Adding to the above are the fabled chassis technology and manners that underline a BMW and that is the mannerism of the car and also the control that delivers the ride as well as the handling without compromising one or the other. Credit this to the adaptive suspension and twin-axle air suspension that come as standard while Integral Active Steering and Executive Drive Pro with active roll stabilisation (both high-priced options) make for pure joy, especially when barrelling through twisty mountain roads as we experienced in Faro, Portugal.

Driven: BMW 750Li xDrive      

How’s the new 7 Series on the inside?

The interior is typically BMW and not much changed from the original iteration of this 7 Series generation, save for the newer steering wheel with differently-abled controls to take into account the provision for some autonomous driving, and while I felt at ease with all of it, somehow I felt that the instrument cluster seemed too tame or flat for what was otherwise a technologically proficient as well as a very well-outfitted luxury liner on four wheels. So the first part of my drive review was all to do with hustling the car and I wasn’t disappointed to say the least. The engine whips up its horses and once the torque comes into play, this big brute makes its pilot feel like he's hurtling a sports car through the bends! The prodigious amount of grip, courtesy the optimised suspension and its new geometry plus componentry aided by the 245/45 R19 radials, makes this behemoth defy the laws of physics every time I pitched it into slow or fast compound corners and the car seemed to literally dance to its partner’s inputs! If that wasn’t all, the new electric power steering with its Servotronic function and the Integral Active Steering dialled in made it just perfect for whatever occasion you were driving the car in – eager, pacey and urgent and the steering was able to match it; languid, wafting over rippled roads and the steering and ride rose to that occasion. Uncanny yet brilliant! On top of that, the braking ability was superlative and yes, this was Munich at its best even under hard retardation from close to double ton up speeds, the 750Li stopped sure and true without upsetting the big suit at the rear.

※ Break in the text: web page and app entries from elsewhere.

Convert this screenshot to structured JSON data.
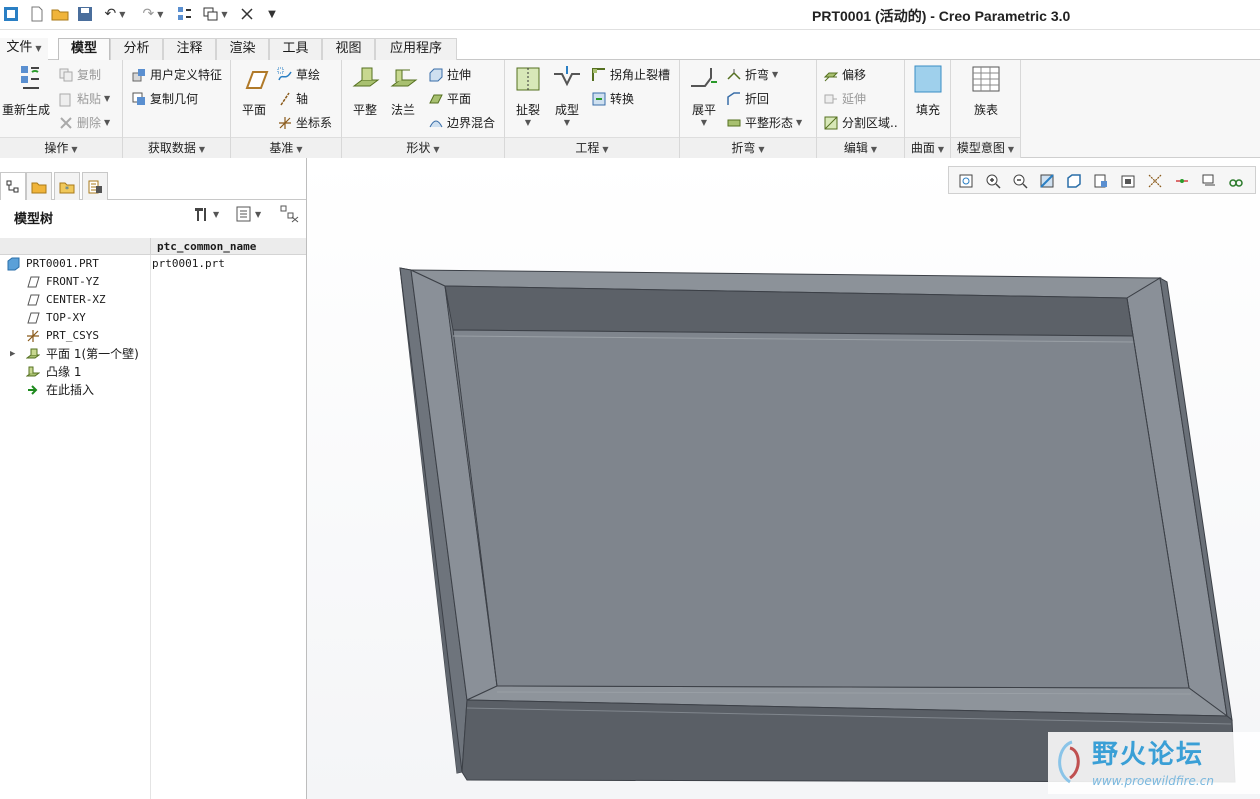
{
  "window": {
    "title": "PRT0001 (活动的) - Creo Parametric 3.0"
  },
  "tabs": [
    {
      "label": "文件"
    },
    {
      "label": "模型"
    },
    {
      "label": "分析"
    },
    {
      "label": "注释"
    },
    {
      "label": "渲染"
    },
    {
      "label": "工具"
    },
    {
      "label": "视图"
    },
    {
      "label": "应用程序"
    }
  ],
  "ribbon": {
    "operations": {
      "label": "操作",
      "regenerate": "重新生成",
      "copy": "复制",
      "paste": "粘贴",
      "delete": "删除"
    },
    "get_data": {
      "label": "获取数据",
      "udf": "用户定义特征",
      "copy_geom": "复制几何"
    },
    "datum": {
      "label": "基准",
      "plane": "平面",
      "sketch": "草绘",
      "axis": "轴",
      "csys": "坐标系"
    },
    "shapes": {
      "label": "形状",
      "flat": "平整",
      "flange": "法兰",
      "extrude": "拉伸",
      "plane": "平面",
      "blend": "边界混合"
    },
    "engineering": {
      "label": "工程",
      "rip": "扯裂",
      "form": "成型",
      "corner_relief": "拐角止裂槽",
      "convert": "转换"
    },
    "bends": {
      "label": "折弯",
      "unbend": "展平",
      "bend": "折弯",
      "bend_back": "折回",
      "flat_pattern": "平整形态"
    },
    "editing": {
      "label": "编辑",
      "offset": "偏移",
      "extend": "延伸",
      "split": "分割区域.."
    },
    "surfaces": {
      "label": "曲面",
      "fill": "填充"
    },
    "model_intent": {
      "label": "模型意图",
      "family_table": "族表"
    }
  },
  "model_tree": {
    "title": "模型树",
    "column": "ptc_common_name",
    "rows": [
      {
        "name": "PRT0001.PRT",
        "value": "prt0001.prt"
      },
      {
        "name": "FRONT-YZ"
      },
      {
        "name": "CENTER-XZ"
      },
      {
        "name": "TOP-XY"
      },
      {
        "name": "PRT_CSYS"
      },
      {
        "name": "平面 1(第一个壁)"
      },
      {
        "name": "凸缘 1"
      },
      {
        "name": "在此插入"
      }
    ]
  },
  "watermark": {
    "name": "野火论坛",
    "url": "www.proewildfire.cn"
  },
  "colors": {
    "accent": "#3a9fd6",
    "part_face": "#7f858d",
    "part_edge": "#3c4047"
  }
}
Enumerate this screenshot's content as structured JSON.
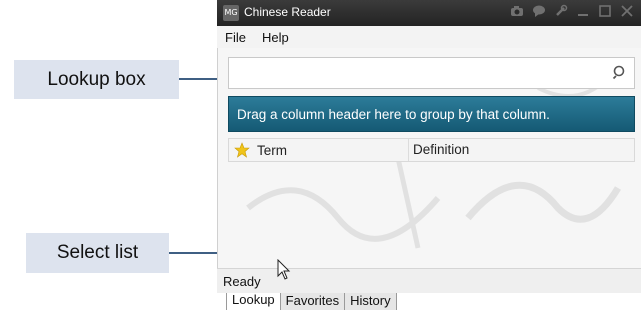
{
  "window": {
    "title": "Chinese Reader",
    "app_icon_text": "MG",
    "titlebar_icons": [
      "camera-icon",
      "chat-icon",
      "wrench-icon",
      "minimize-icon",
      "maximize-icon",
      "close-icon"
    ]
  },
  "menu": {
    "items": [
      "File",
      "Help"
    ]
  },
  "search": {
    "value": "",
    "icon": "search-icon"
  },
  "grid": {
    "group_hint": "Drag a column header here to group by that column.",
    "columns": [
      "Term",
      "Definition"
    ],
    "star_icon": "star-icon",
    "rows": []
  },
  "tabs": [
    "Lookup",
    "Favorites",
    "History"
  ],
  "status": {
    "text": "Ready"
  },
  "callouts": {
    "lookup_box": "Lookup box",
    "select_list": "Select list"
  },
  "colors": {
    "group_header_bg": "#1f6f8b",
    "titlebar_bg": "#2c2c2c",
    "callout_bg": "#dde3ee",
    "callout_line": "#3f5f83",
    "star": "#f0c419"
  }
}
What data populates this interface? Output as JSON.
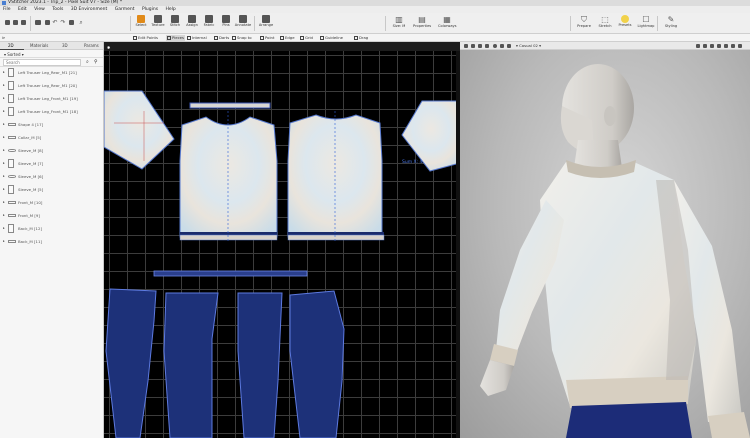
{
  "window": {
    "title": "VStitcher 2023.1 - Trip_2 - Pixel Suit V7 - Size (M) *"
  },
  "menu": [
    "File",
    "Edit",
    "View",
    "Tools",
    "3D Environment",
    "Garment",
    "Plugins",
    "Help"
  ],
  "toolbar": {
    "left_tools": [
      "Select",
      "Texture",
      "Stitch",
      "Assign",
      "Fabric",
      "Pins",
      "Annotate",
      "Arrange"
    ],
    "mid_tools": [
      "Size: M",
      "Properties",
      "Colorways"
    ],
    "right_tools": [
      "Prepare",
      "Stretch",
      "Presets",
      "Lightmap",
      "Styling"
    ]
  },
  "subtoolbar": [
    "Edit Points",
    "Pieces",
    "Internal",
    "Darts",
    "Snap to",
    "Point",
    "Edge",
    "Grid",
    "Guideline",
    "Drag"
  ],
  "left_panel": {
    "tabs": [
      "2D",
      "Materials",
      "3D",
      "Params"
    ],
    "dropdown": "Sorted",
    "search_placeholder": "Search",
    "items": [
      "Left Trouser Leg_Rear_M1 [21]",
      "Left Trouser Leg_Rear_M1 [20]",
      "Left Trouser Leg_Front_M1 [19]",
      "Left Trouser Leg_Front_M1 [18]",
      "Shape 4 [17]",
      "Collar_M [5]",
      "Sleeve_M [8]",
      "Sleeve_M [7]",
      "Sleeve_M [6]",
      "Sleeve_M [5]",
      "Front_M [10]",
      "Front_M [9]",
      "Back_M [12]",
      "Back_M [11]"
    ]
  },
  "canvas2d": {
    "measurement_label": "Sum X: 4"
  },
  "view3d": {
    "avatar_select": "Casual 02"
  },
  "colors": {
    "piece_top_fill": "#e7ecee",
    "piece_top_tint": "#c5dce8",
    "trouser_fill": "#1d3179",
    "trouser_edge": "#5d7ae0",
    "band": "#2a3f8d",
    "grid": "#3c3c3c",
    "accent": "#e08a19"
  }
}
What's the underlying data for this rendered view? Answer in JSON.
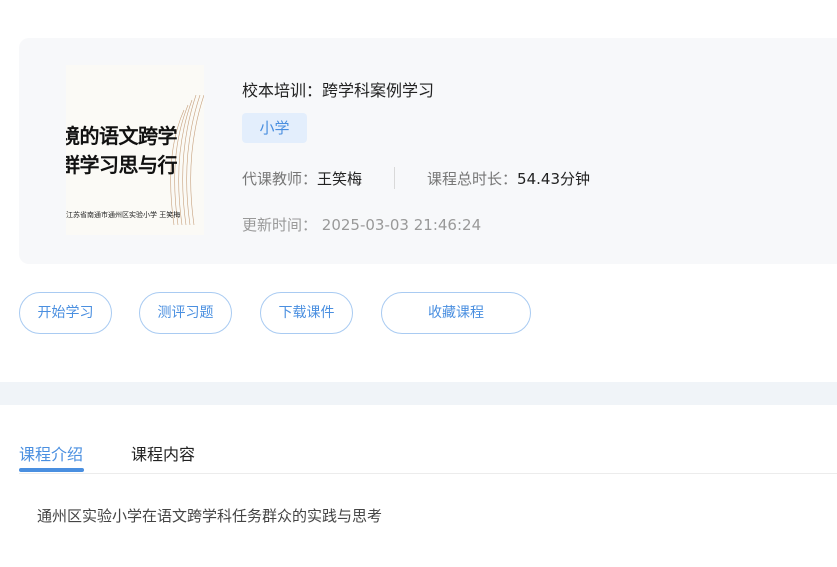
{
  "course": {
    "cover": {
      "title_line1": "境的语文跨学",
      "title_line2": "群学习思与行",
      "footer": "江苏省南通市通州区实验小学  王笑梅"
    },
    "title": "校本培训：跨学科案例学习",
    "level_tag": "小学",
    "teacher_label": "代课教师：",
    "teacher_name": "王笑梅",
    "duration_label": "课程总时长：",
    "duration_value": "54.43分钟",
    "updated_label": "更新时间：",
    "updated_value": "2025-03-03 21:46:24"
  },
  "actions": {
    "start": "开始学习",
    "quiz": "测评习题",
    "download": "下载课件",
    "favorite": "收藏课程"
  },
  "tabs": {
    "intro": "课程介绍",
    "content": "课程内容"
  },
  "intro_text": "通州区实验小学在语文跨学科任务群众的实践与思考",
  "colors": {
    "accent": "#4a8fe0",
    "card_bg": "#f7f8fa",
    "tag_bg": "#e3eefc"
  }
}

This mighty capable car in the dynamic department will however never be used in this manner by its intended user here in India, for this car would be all about comfort and luxury for the backbenchers who would be writing out the big cheques to buy it and deliver big time glee to the chauffeurs taking the helm. I had the gallant and highly capable Kushan Mitra as my partner in crime exploring the limits of the 750Li and when he was hustling the car in the manner intended and described above, I could assure you that he was as good or bad a driver as I was but also thoroughly ludicrous if ever he had to chauffeur the Prime Minister in it! Once it was established that both of us weren’t cut out for chauffeuring, we tried to make a virtue of spiritedly sane driving and I got into the rear seat and in both the comfort as well as the comfort plus ride modes, the commute is velvety soft. Throw in a cabin that is acoustically configured to keep out road, tyre, wind and mechanical noises from outside to deliver a soothing atmosphere while being given the news that the stock markets have collapsed, this is the place to be in when that’s delivered! The BMW boffins have truly upped the game in not just getting the structural integrity right, but also ironing out the NVH massively to near about non-existent levels.

This is BMW at its very luxurious and technological best, and this car will probably come to India with a diesel version too. One doesn’t talk trifles like price or such, but whatever be the crore or crores you might need to shell out, this car makes a statement that it’s worth it! Nuff said!